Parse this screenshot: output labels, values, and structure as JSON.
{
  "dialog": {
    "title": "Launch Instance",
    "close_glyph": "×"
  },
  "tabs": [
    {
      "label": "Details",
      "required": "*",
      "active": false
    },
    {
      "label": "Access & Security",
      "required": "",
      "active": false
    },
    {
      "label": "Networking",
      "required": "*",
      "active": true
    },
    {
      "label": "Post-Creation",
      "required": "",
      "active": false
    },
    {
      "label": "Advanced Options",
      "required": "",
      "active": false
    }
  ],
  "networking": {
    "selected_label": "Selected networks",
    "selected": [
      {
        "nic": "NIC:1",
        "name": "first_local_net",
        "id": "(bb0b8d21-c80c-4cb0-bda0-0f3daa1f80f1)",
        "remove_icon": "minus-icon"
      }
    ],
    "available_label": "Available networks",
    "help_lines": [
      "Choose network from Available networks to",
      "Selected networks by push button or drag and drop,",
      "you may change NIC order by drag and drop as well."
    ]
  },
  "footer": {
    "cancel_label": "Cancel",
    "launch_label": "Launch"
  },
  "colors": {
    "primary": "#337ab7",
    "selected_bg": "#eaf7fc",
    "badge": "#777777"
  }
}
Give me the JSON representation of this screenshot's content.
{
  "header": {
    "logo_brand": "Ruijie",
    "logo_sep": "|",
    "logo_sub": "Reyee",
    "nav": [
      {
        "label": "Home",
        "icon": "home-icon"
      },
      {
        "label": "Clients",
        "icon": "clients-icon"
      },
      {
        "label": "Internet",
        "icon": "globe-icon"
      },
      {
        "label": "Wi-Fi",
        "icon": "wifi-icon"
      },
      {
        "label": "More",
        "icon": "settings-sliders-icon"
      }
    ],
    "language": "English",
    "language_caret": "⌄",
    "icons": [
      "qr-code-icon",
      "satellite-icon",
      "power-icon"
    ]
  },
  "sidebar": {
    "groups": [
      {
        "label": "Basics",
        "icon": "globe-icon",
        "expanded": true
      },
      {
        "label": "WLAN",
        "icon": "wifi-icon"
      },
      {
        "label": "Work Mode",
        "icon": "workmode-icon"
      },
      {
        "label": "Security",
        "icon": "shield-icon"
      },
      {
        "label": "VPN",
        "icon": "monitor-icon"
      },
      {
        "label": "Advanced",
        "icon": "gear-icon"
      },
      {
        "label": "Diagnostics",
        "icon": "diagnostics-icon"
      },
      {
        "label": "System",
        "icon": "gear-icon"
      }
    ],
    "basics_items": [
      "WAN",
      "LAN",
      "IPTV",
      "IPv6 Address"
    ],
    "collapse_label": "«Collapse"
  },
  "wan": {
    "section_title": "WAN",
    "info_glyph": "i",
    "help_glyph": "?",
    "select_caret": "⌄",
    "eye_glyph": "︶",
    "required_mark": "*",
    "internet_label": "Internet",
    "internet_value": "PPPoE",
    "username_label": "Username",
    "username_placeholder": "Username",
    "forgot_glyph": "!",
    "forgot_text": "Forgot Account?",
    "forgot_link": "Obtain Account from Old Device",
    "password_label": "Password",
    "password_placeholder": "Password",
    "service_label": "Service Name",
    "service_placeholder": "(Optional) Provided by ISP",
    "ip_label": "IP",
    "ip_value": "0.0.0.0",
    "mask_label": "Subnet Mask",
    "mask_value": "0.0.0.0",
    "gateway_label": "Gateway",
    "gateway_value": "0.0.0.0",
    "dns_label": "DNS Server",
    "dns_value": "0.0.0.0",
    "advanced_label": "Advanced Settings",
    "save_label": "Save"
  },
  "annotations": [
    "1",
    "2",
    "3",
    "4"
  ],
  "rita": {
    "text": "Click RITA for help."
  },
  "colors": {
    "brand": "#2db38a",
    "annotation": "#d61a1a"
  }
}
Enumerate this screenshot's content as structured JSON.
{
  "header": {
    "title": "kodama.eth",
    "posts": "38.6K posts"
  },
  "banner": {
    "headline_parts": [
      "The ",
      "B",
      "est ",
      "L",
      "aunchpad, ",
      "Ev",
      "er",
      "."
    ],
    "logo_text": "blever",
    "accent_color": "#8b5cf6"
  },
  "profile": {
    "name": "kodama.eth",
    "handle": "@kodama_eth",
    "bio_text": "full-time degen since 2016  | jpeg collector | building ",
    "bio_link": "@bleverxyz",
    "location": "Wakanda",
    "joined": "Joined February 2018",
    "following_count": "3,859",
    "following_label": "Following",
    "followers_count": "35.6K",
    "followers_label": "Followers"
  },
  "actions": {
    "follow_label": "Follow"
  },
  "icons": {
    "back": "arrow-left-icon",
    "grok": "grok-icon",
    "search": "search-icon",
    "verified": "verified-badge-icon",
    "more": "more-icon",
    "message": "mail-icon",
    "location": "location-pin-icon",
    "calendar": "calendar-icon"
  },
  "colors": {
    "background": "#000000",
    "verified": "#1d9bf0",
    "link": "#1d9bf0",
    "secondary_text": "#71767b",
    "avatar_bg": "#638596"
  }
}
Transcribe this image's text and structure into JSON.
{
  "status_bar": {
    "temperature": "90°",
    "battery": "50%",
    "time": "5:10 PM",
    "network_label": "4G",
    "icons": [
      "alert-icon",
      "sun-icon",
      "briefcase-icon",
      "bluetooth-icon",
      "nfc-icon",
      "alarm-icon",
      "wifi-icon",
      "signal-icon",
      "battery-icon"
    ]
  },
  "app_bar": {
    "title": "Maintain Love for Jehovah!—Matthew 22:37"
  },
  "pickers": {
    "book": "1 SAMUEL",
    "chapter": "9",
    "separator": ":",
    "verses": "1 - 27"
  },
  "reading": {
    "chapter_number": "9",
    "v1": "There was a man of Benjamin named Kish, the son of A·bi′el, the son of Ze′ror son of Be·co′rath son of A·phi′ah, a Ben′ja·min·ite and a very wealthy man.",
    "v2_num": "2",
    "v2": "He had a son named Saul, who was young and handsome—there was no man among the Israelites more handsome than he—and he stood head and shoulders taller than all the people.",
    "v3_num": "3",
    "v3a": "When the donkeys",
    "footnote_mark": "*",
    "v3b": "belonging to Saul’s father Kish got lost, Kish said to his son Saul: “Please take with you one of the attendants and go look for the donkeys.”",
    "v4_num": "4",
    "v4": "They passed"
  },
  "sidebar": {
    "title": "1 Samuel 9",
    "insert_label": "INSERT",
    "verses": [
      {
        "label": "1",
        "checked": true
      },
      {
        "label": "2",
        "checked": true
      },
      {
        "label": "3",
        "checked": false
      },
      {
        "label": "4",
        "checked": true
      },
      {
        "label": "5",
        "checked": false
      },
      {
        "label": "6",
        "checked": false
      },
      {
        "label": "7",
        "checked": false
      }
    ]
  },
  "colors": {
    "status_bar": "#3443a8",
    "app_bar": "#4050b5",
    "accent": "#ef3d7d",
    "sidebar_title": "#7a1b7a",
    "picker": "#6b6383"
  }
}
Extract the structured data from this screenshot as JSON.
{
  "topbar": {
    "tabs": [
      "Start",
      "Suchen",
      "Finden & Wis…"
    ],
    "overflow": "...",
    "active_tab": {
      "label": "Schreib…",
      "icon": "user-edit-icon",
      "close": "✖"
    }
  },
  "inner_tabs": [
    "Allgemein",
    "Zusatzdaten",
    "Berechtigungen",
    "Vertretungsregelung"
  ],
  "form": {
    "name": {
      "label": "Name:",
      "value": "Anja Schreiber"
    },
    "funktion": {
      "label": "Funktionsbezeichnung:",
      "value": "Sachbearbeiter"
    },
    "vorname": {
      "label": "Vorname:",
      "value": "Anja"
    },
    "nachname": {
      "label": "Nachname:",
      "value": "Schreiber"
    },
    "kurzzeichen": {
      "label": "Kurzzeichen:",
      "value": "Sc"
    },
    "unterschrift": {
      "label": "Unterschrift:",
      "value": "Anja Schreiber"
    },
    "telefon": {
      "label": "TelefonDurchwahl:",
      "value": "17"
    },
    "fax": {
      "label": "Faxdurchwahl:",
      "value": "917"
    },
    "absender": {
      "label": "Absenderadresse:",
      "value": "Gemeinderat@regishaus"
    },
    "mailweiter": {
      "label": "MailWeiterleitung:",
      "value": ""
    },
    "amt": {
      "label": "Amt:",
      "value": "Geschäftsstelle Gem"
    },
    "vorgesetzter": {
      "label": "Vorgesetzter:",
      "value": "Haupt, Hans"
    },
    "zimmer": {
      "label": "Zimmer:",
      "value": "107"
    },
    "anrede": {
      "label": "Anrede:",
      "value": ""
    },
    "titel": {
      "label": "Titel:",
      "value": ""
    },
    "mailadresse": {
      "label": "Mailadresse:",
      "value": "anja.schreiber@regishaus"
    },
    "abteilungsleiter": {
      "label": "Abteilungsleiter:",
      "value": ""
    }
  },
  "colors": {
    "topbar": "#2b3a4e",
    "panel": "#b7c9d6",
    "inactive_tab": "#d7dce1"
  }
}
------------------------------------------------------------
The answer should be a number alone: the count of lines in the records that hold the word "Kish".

2